Task description
Return a copy of each line in the listing that includes the word "Hohen".

Exercise data
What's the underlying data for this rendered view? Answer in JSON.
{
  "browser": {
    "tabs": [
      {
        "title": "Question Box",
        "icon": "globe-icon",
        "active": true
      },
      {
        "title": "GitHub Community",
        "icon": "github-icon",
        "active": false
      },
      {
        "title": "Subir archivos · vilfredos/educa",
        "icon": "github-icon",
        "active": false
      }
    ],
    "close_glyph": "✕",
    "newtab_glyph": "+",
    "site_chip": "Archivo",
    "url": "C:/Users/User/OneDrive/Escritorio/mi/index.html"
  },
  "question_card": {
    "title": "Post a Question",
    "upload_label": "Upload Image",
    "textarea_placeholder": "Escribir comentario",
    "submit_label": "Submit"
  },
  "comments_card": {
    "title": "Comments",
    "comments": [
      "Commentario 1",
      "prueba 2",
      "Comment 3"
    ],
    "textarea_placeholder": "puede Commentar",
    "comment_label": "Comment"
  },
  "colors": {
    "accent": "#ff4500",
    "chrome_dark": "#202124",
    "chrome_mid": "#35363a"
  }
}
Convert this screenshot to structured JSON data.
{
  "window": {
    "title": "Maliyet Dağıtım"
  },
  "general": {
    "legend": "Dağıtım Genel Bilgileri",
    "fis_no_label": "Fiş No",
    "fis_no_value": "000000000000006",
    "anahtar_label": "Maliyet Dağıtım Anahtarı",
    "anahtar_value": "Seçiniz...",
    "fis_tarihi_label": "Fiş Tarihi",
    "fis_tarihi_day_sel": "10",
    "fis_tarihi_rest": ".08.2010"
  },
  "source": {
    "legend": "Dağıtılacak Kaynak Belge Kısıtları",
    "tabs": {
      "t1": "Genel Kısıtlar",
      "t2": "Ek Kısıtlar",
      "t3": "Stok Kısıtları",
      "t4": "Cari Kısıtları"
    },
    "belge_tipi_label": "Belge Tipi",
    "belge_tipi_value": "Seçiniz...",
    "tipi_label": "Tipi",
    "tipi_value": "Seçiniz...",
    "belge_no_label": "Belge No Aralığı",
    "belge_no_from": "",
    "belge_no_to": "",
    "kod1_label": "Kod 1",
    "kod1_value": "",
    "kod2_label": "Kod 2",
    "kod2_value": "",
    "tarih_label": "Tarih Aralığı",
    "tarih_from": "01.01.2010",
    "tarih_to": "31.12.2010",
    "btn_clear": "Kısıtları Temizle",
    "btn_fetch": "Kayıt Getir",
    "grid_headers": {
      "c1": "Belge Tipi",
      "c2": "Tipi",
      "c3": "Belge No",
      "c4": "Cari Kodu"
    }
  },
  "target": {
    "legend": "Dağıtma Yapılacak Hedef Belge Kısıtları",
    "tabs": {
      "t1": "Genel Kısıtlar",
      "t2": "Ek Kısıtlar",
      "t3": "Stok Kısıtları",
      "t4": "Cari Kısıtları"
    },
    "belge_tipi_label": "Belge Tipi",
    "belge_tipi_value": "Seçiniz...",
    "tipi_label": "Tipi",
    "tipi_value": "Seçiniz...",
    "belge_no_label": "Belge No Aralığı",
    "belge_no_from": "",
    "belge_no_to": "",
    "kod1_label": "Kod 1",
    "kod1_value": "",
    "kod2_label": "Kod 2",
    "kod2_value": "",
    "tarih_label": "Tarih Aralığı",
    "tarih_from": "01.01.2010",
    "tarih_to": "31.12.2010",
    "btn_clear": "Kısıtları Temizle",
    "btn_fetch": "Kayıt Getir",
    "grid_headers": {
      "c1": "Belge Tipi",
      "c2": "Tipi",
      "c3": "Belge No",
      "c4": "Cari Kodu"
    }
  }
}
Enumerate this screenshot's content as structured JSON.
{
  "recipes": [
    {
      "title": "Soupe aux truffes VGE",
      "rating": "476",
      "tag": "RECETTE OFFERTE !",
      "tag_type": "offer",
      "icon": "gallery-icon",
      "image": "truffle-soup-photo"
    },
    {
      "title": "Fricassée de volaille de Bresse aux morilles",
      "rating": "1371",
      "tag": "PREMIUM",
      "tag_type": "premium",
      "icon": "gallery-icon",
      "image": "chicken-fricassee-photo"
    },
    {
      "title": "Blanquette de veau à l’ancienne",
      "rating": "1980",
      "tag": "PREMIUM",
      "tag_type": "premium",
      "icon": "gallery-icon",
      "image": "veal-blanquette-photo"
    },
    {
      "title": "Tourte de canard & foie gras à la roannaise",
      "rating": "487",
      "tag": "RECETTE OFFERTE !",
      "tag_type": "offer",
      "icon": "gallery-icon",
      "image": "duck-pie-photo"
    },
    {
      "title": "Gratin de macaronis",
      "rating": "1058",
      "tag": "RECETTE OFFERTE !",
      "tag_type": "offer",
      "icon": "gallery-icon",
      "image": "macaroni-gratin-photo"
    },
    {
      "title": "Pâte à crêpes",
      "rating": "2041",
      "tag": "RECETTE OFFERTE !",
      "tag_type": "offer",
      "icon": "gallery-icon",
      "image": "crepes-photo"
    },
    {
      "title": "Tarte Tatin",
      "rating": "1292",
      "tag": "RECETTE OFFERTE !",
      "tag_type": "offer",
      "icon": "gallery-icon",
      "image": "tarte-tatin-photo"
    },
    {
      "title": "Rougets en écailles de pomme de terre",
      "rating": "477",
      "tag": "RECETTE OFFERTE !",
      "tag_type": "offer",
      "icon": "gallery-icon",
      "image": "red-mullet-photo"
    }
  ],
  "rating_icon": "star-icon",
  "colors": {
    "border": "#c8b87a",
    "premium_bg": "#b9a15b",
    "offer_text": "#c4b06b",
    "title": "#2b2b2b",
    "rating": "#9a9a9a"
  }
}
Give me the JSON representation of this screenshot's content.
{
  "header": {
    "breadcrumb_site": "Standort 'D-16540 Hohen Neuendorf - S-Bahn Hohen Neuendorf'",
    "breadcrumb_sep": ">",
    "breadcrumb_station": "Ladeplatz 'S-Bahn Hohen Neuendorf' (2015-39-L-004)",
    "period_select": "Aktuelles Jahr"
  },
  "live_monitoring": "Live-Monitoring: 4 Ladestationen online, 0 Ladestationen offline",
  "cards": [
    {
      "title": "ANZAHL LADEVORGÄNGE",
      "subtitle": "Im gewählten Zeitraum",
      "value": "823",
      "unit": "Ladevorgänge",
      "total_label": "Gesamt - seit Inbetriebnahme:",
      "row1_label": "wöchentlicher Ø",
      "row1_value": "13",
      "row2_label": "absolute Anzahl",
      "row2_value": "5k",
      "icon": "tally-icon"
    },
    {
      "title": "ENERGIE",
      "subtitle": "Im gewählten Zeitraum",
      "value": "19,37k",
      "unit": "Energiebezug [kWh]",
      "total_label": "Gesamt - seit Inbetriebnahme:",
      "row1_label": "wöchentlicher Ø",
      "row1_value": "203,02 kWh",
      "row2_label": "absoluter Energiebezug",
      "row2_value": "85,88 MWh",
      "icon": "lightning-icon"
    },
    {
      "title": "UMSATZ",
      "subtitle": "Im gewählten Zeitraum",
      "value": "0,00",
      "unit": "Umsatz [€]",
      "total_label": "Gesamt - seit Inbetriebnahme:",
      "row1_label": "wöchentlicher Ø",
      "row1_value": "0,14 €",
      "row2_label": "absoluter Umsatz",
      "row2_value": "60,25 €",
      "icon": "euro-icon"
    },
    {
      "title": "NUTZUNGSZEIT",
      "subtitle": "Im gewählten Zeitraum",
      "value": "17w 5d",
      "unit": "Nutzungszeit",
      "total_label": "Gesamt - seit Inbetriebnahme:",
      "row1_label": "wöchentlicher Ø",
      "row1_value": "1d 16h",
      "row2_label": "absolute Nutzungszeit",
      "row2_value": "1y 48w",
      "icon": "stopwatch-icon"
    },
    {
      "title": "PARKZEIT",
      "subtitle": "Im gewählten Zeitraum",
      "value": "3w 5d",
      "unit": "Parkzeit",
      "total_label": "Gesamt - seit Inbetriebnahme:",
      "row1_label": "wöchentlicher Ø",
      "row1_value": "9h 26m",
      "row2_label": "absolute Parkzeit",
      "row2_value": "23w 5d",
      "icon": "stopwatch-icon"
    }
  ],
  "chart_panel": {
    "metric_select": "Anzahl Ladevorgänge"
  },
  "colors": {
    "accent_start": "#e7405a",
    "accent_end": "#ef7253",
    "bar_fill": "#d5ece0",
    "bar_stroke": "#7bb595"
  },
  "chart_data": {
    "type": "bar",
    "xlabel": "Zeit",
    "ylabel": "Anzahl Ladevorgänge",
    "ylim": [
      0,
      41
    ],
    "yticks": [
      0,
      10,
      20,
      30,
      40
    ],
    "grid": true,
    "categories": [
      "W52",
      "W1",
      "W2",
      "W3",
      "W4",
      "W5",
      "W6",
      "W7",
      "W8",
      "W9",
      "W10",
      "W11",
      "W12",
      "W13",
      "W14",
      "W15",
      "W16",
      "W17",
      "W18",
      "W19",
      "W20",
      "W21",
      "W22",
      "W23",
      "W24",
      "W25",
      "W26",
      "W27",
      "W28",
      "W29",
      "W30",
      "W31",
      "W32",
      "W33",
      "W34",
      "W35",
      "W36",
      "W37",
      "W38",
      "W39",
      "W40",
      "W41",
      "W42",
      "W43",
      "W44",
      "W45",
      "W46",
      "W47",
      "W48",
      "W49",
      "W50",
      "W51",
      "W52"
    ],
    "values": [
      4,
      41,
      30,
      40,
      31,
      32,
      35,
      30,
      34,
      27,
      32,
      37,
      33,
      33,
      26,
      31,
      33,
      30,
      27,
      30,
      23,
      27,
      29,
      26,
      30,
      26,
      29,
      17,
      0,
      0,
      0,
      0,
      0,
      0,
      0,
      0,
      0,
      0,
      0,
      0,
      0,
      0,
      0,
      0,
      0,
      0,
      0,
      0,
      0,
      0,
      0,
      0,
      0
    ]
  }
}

Result of the exercise
    "breadcrumb_site": "Standort 'D-16540 Hohen Neuendorf - S-Bahn Hohen Neuendorf'",
    "breadcrumb_station": "Ladeplatz 'S-Bahn Hohen Neuendorf' (2015-39-L-004)",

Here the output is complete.